* [WHAT TO WORK ON]
The result should be the listing below, restated exactly, with its pictures left out.
*** SOURCE MATERIAL ***
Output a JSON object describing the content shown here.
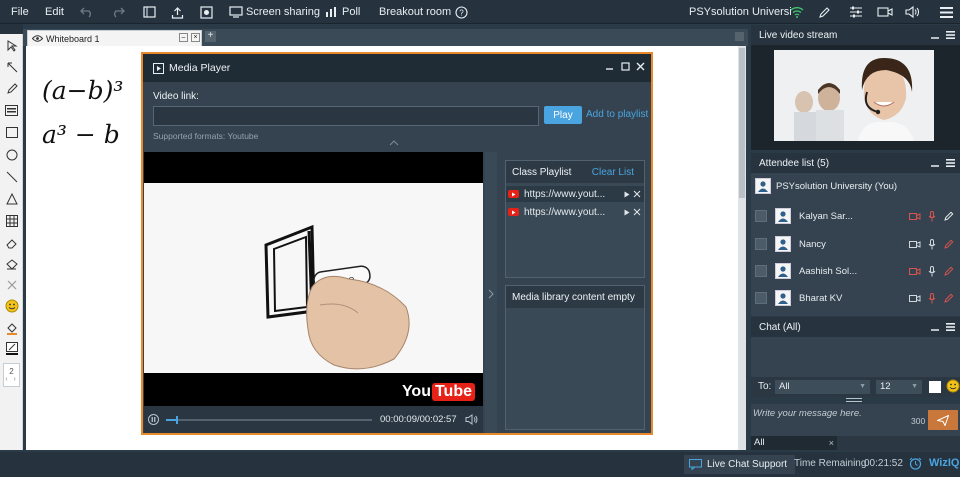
{
  "topbar": {
    "file": "File",
    "edit": "Edit",
    "screen_sharing": "Screen sharing",
    "poll": "Poll",
    "breakout_room": "Breakout room",
    "org_name": "PSYsolution Universi"
  },
  "whiteboard": {
    "tab_label": "Whiteboard 1",
    "line1": "(a−b)³",
    "line2": "a³ − b",
    "tool_page_number": "2"
  },
  "media_player": {
    "title": "Media Player",
    "video_link_label": "Video link:",
    "video_link_value": "",
    "play_label": "Play",
    "add_to_playlist": "Add to playlist",
    "supported_formats": "Supported formats: Youtube",
    "time": "00:00:09/00:02:57",
    "progress": 0.05,
    "youtube_logo": "YouTube",
    "playlist": {
      "title": "Class Playlist",
      "clear": "Clear List",
      "items": [
        {
          "url": "https://www.yout..."
        },
        {
          "url": "https://www.yout..."
        }
      ]
    },
    "library": {
      "title": "Media library content empty"
    }
  },
  "live_stream": {
    "title": "Live video stream"
  },
  "attendees": {
    "title": "Attendee list (5)",
    "host": "PSYsolution University (You)",
    "list": [
      {
        "name": "Kalyan Sar..."
      },
      {
        "name": "Nancy"
      },
      {
        "name": "Aashish Sol..."
      },
      {
        "name": "Bharat KV"
      }
    ]
  },
  "chat": {
    "title": "Chat (All)",
    "to_label": "To:",
    "to_value": "All",
    "font_size": "12",
    "placeholder": "Write your message here.",
    "char_count": "300",
    "tab_all": "All"
  },
  "bottombar": {
    "live_chat_support": "Live Chat Support",
    "time_remaining_label": "Time Remaining",
    "time_remaining_value": "00:21:52",
    "brand": "WizIQ"
  },
  "colors": {
    "accent": "#e8892b",
    "play_button": "#4aa4df",
    "youtube_red": "#e62117",
    "link": "#4aa4df"
  }
}
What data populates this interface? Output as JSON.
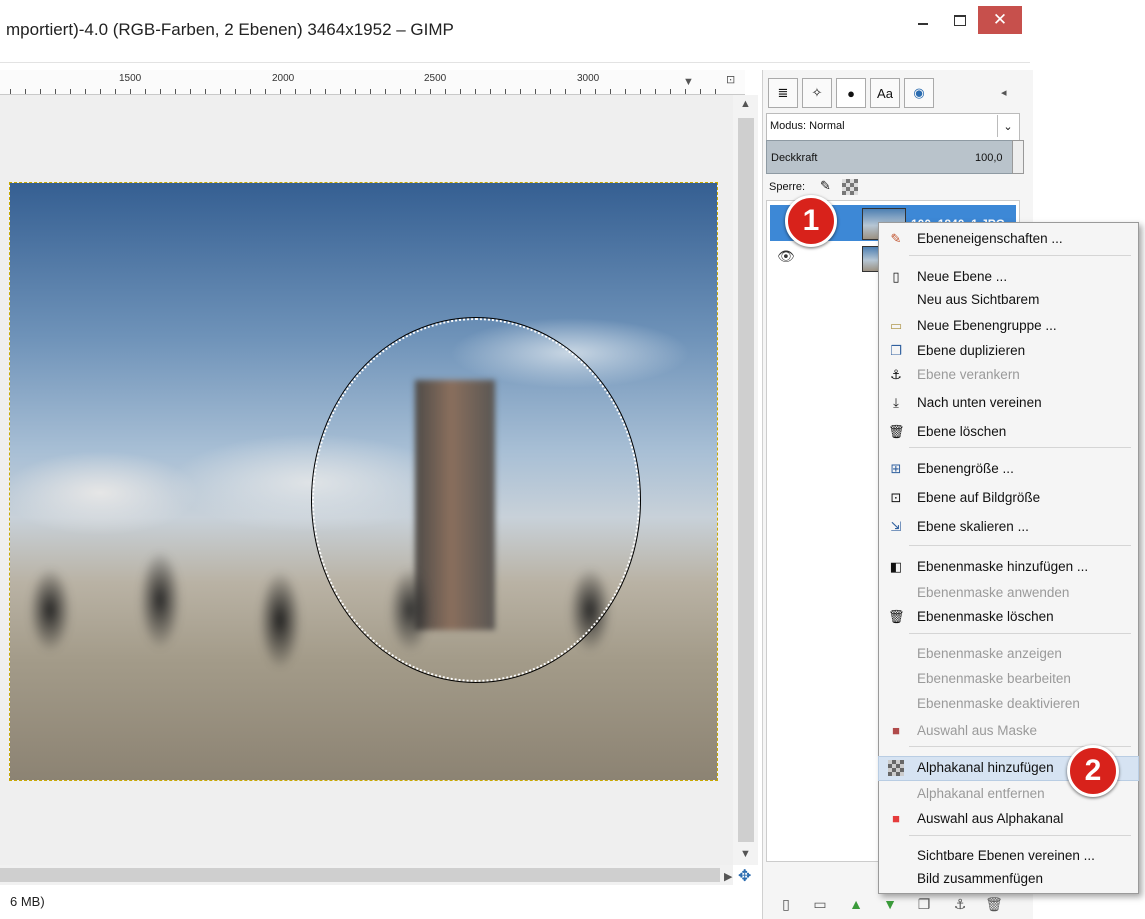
{
  "window": {
    "title": "mportiert)-4.0 (RGB-Farben, 2 Ebenen) 3464x1952 – GIMP",
    "close_label": "✕"
  },
  "ruler": {
    "labels": [
      "1500",
      "2000",
      "2500",
      "3000"
    ]
  },
  "status": {
    "text": "6 MB)"
  },
  "dock": {
    "mode_label": "Modus: Normal",
    "opacity_label": "Deckkraft",
    "opacity_value": "100,0",
    "lock_label": "Sperre:",
    "layer_name": "100_1840_1.JPG"
  },
  "markers": {
    "one": "1",
    "two": "2"
  },
  "context_menu": {
    "items": [
      {
        "label": "Ebeneneigenschaften ...",
        "icon": "pencil-icon"
      },
      {
        "label": "Neue Ebene ...",
        "icon": "page-icon"
      },
      {
        "label": "Neu aus Sichtbarem",
        "icon": ""
      },
      {
        "label": "Neue Ebenengruppe ...",
        "icon": "folder-icon"
      },
      {
        "label": "Ebene duplizieren",
        "icon": "duplicate-icon"
      },
      {
        "label": "Ebene verankern",
        "icon": "anchor-icon"
      },
      {
        "label": "Nach unten vereinen",
        "icon": "merge-down-icon"
      },
      {
        "label": "Ebene löschen",
        "icon": "trash-icon"
      },
      {
        "label": "Ebenengröße ...",
        "icon": "layer-size-icon"
      },
      {
        "label": "Ebene auf Bildgröße",
        "icon": "fit-image-icon"
      },
      {
        "label": "Ebene skalieren ...",
        "icon": "scale-icon"
      },
      {
        "label": "Ebenenmaske hinzufügen ...",
        "icon": "add-mask-icon"
      },
      {
        "label": "Ebenenmaske anwenden",
        "icon": ""
      },
      {
        "label": "Ebenenmaske löschen",
        "icon": "trash-icon"
      },
      {
        "label": "Ebenenmaske anzeigen",
        "icon": ""
      },
      {
        "label": "Ebenenmaske bearbeiten",
        "icon": ""
      },
      {
        "label": "Ebenenmaske deaktivieren",
        "icon": ""
      },
      {
        "label": "Auswahl aus Maske",
        "icon": "mask-selection-icon"
      },
      {
        "label": "Alphakanal hinzufügen",
        "icon": "checker-icon"
      },
      {
        "label": "Alphakanal entfernen",
        "icon": ""
      },
      {
        "label": "Auswahl aus Alphakanal",
        "icon": "red-square-icon"
      },
      {
        "label": "Sichtbare Ebenen vereinen ...",
        "icon": ""
      },
      {
        "label": "Bild zusammenfügen",
        "icon": ""
      }
    ]
  },
  "colors": {
    "accent_selection": "#3d88d6",
    "marker_red": "#d8221b",
    "highlight": "#d6e3f2"
  }
}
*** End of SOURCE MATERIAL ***
* [TASK RESPONSE]
Output a JSON object describing the content shown here.
{
  "topbar": {
    "file": "File",
    "edit": "Edit",
    "screen_sharing": "Screen sharing",
    "poll": "Poll",
    "breakout_room": "Breakout room",
    "org_name": "PSYsolution Universi"
  },
  "whiteboard": {
    "tab_label": "Whiteboard 1",
    "line1": "(a−b)³",
    "line2": "a³ − b",
    "tool_page_number": "2"
  },
  "media_player": {
    "title": "Media Player",
    "video_link_label": "Video link:",
    "video_link_value": "",
    "play_label": "Play",
    "add_to_playlist": "Add to playlist",
    "supported_formats": "Supported formats: Youtube",
    "time": "00:00:09/00:02:57",
    "progress": 0.05,
    "youtube_logo": "YouTube",
    "playlist": {
      "title": "Class Playlist",
      "clear": "Clear List",
      "items": [
        {
          "url": "https://www.yout..."
        },
        {
          "url": "https://www.yout..."
        }
      ]
    },
    "library": {
      "title": "Media library content empty"
    }
  },
  "live_stream": {
    "title": "Live video stream"
  },
  "attendees": {
    "title": "Attendee list (5)",
    "host": "PSYsolution University (You)",
    "list": [
      {
        "name": "Kalyan Sar..."
      },
      {
        "name": "Nancy"
      },
      {
        "name": "Aashish Sol..."
      },
      {
        "name": "Bharat KV"
      }
    ]
  },
  "chat": {
    "title": "Chat (All)",
    "to_label": "To:",
    "to_value": "All",
    "font_size": "12",
    "placeholder": "Write your message here.",
    "char_count": "300",
    "tab_all": "All"
  },
  "bottombar": {
    "live_chat_support": "Live Chat Support",
    "time_remaining_label": "Time Remaining",
    "time_remaining_value": "00:21:52",
    "brand": "WizIQ"
  },
  "colors": {
    "accent": "#e8892b",
    "play_button": "#4aa4df",
    "youtube_red": "#e62117",
    "link": "#4aa4df"
  }
}
What data populates this interface? Output as JSON.
{
  "window": {
    "title": "mportiert)-4.0 (RGB-Farben, 2 Ebenen) 3464x1952 – GIMP",
    "close_label": "✕"
  },
  "ruler": {
    "labels": [
      "1500",
      "2000",
      "2500",
      "3000"
    ]
  },
  "status": {
    "text": "6 MB)"
  },
  "dock": {
    "mode_label": "Modus: Normal",
    "opacity_label": "Deckkraft",
    "opacity_value": "100,0",
    "lock_label": "Sperre:",
    "layer_name": "100_1840_1.JPG"
  },
  "markers": {
    "one": "1",
    "two": "2"
  },
  "context_menu": {
    "items": [
      {
        "label": "Ebeneneigenschaften ...",
        "icon": "pencil-icon"
      },
      {
        "label": "Neue Ebene ...",
        "icon": "page-icon"
      },
      {
        "label": "Neu aus Sichtbarem",
        "icon": ""
      },
      {
        "label": "Neue Ebenengruppe ...",
        "icon": "folder-icon"
      },
      {
        "label": "Ebene duplizieren",
        "icon": "duplicate-icon"
      },
      {
        "label": "Ebene verankern",
        "icon": "anchor-icon"
      },
      {
        "label": "Nach unten vereinen",
        "icon": "merge-down-icon"
      },
      {
        "label": "Ebene löschen",
        "icon": "trash-icon"
      },
      {
        "label": "Ebenengröße ...",
        "icon": "layer-size-icon"
      },
      {
        "label": "Ebene auf Bildgröße",
        "icon": "fit-image-icon"
      },
      {
        "label": "Ebene skalieren ...",
        "icon": "scale-icon"
      },
      {
        "label": "Ebenenmaske hinzufügen ...",
        "icon": "add-mask-icon"
      },
      {
        "label": "Ebenenmaske anwenden",
        "icon": ""
      },
      {
        "label": "Ebenenmaske löschen",
        "icon": "trash-icon"
      },
      {
        "label": "Ebenenmaske anzeigen",
        "icon": ""
      },
      {
        "label": "Ebenenmaske bearbeiten",
        "icon": ""
      },
      {
        "label": "Ebenenmaske deaktivieren",
        "icon": ""
      },
      {
        "label": "Auswahl aus Maske",
        "icon": "mask-selection-icon"
      },
      {
        "label": "Alphakanal hinzufügen",
        "icon": "checker-icon"
      },
      {
        "label": "Alphakanal entfernen",
        "icon": ""
      },
      {
        "label": "Auswahl aus Alphakanal",
        "icon": "red-square-icon"
      },
      {
        "label": "Sichtbare Ebenen vereinen ...",
        "icon": ""
      },
      {
        "label": "Bild zusammenfügen",
        "icon": ""
      }
    ]
  },
  "colors": {
    "accent_selection": "#3d88d6",
    "marker_red": "#d8221b",
    "highlight": "#d6e3f2"
  }
}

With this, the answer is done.